I know you’re excited! Seriously!!! But you can convey excitement without exclamation points. (Golly gee! Save those for when you’re really exclaiming.) Exclamation point mania is another spam filter trigger, so use them sparingly and never, ever two or more at the end of a sentence. Unless you’re a preteen. Then have at it.
4 Keep it simple
The ideal email is brief and gets directly to the point. Write emails like that and everyone will love you and you’ll be super popular. (Okay, maybe not. But at least no one will complain about your annoying email habits.) If your message is complex, with lots of moving parts, consider writing a detailed brief and attaching it as a Google Doc or pdf. But . . .
5 Ask before you send attachments
These days, we’re all wary about opening email attachments, even from known sources. And we have good reason to be. If you must send an attachment, give the recipient a heads-up to let them know it’s coming.

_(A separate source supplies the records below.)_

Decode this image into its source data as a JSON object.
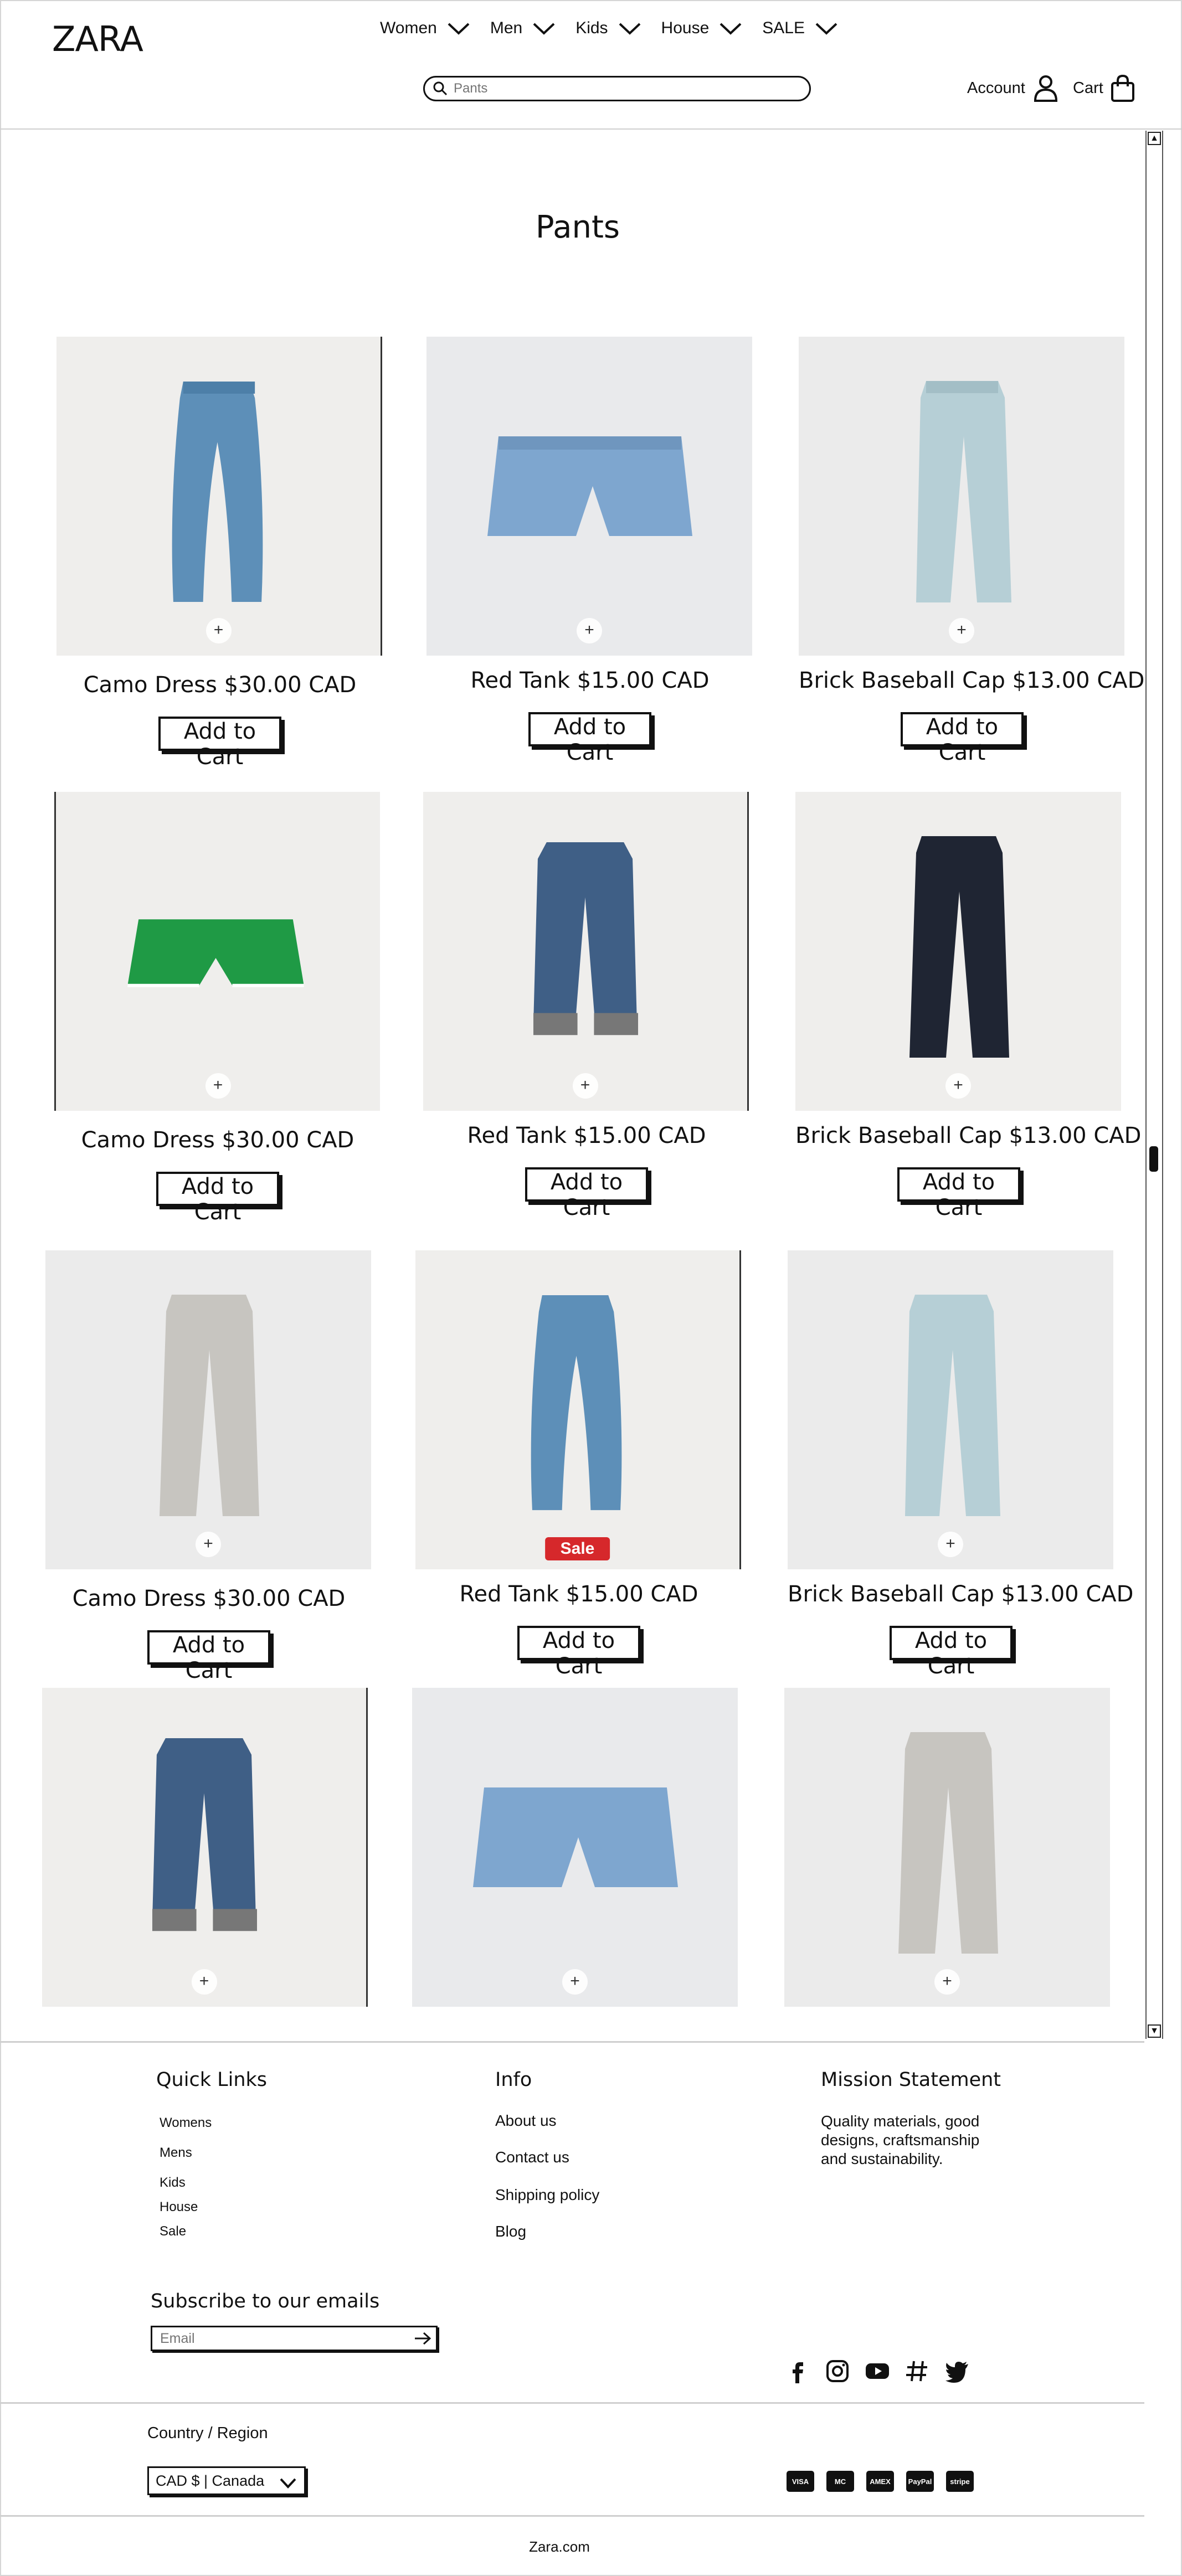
{
  "header": {
    "logo": "ZARA",
    "nav": [
      {
        "label": "Women"
      },
      {
        "label": "Men"
      },
      {
        "label": "Kids"
      },
      {
        "label": "House"
      },
      {
        "label": "SALE"
      }
    ],
    "search_placeholder": "Pants",
    "account_label": "Account",
    "cart_label": "Cart"
  },
  "main": {
    "title": "Pants",
    "add_label": "Add to Cart",
    "products": [
      {
        "caption": "Camo Dress $30.00 CAD",
        "image": "wide-leg-barrel-jeans-medium-blue"
      },
      {
        "caption": "Red Tank $15.00 CAD",
        "image": "light-blue-denim-shorts"
      },
      {
        "caption": "Brick Baseball Cap $13.00 CAD",
        "image": "pale-blue-wide-jeans"
      },
      {
        "caption": "Camo Dress $30.00 CAD",
        "image": "green-track-shorts"
      },
      {
        "caption": "Red Tank $15.00 CAD",
        "image": "dark-cuffed-denim-capris"
      },
      {
        "caption": "Brick Baseball Cap $13.00 CAD",
        "image": "black-wide-jeans"
      },
      {
        "caption": "Camo Dress $30.00 CAD",
        "image": "grey-wide-jeans"
      },
      {
        "caption": "Red Tank $15.00 CAD",
        "image": "barrel-jeans-medium-blue",
        "badge": "Sale"
      },
      {
        "caption": "Brick Baseball Cap $13.00 CAD",
        "image": "pale-blue-wide-jeans"
      },
      {
        "image": "dark-cuffed-denim-capris"
      },
      {
        "image": "light-blue-denim-shorts"
      },
      {
        "image": "grey-wide-jeans"
      }
    ]
  },
  "footer": {
    "quick_links_heading": "Quick Links",
    "quick_links": [
      "Womens",
      "Mens",
      "Kids",
      "House",
      "Sale"
    ],
    "info_heading": "Info",
    "info_links": [
      "About us",
      "Contact us",
      "Shipping policy",
      "Blog"
    ],
    "mission_heading": "Mission Statement",
    "mission_text": "Quality materials, good designs, craftsmanship and sustainability.",
    "subscribe_heading": "Subscribe to our emails",
    "email_placeholder": "Email",
    "socials": [
      "facebook-icon",
      "instagram-icon",
      "youtube-icon",
      "hashtag-icon",
      "twitter-icon"
    ],
    "country_label": "Country / Region",
    "country_value": "CAD $ | Canada",
    "payments": [
      "VISA",
      "MC",
      "AMEX",
      "PayPal",
      "stripe"
    ],
    "copyright": "Zara.com"
  },
  "colors": {
    "sale_badge": "#d6282b",
    "text": "#111111",
    "image_bg": "#ececec"
  }
}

6 Use the auto-responder sparingly
Vacation auto-responders are fine. (Just don’t forget to either have them turn off “automagically” or turn them off manually when you get back to the office.) But auto-responders saying things like “Hey, I got your email. I’ll get back to you soon!” are pointless. They might also let spammers know they’ve reached a valid email address—double trouble!
7 Use professional-sounding greetings
Unless you know the recipient very well, and this is a style you’re both accustomed to, don’t begin professional emails with greetings like “hey” or “yo.” “Hello” or “hi” are usually fine. Use “dear” in formal business correspondence.
8 Use professional-sounding sign-offs
Keep it classy. Here are some best practices.
9 Use humor with caution
A well-timed bit of humor can make an email memorable. It can also sink it like the Titanic. You may think you’ve served up a clever quip, but your wit could be lost in translation. Save the funny stuff for people you know well—they get you.
10 Don’t be annoying with follow-ups
Avoid sending a barrage of follow-up emails. If a contact isn’t responding and you really need a response, consider making a phone call if that’s possible. In all other matters, if your carefully crafted follow-up doesn’t get a response after one or two tries, assume the recipient isn’t interested.
11 Be careful what you forward
There are cases when it’s fine to forward an email—if the sender reached the wrong contact or you need to add someone to the conversation, for example. But don’t forward sensitive or confidential emails. If you have any doubt that the sender would want the conversation shared, ask permission before you bring someone else into the loop.
In a Grammarly poll, 67 percent responded that typos in work emails are a no-no. To avoid looking like you lack attention to detail, proofread thoroughly before you hit Send. No one ever regretted spending a little extra time polishing their writing.
Have you made any embarrassing email faux pas? Do you have any email etiquette gripes? Share a comment below.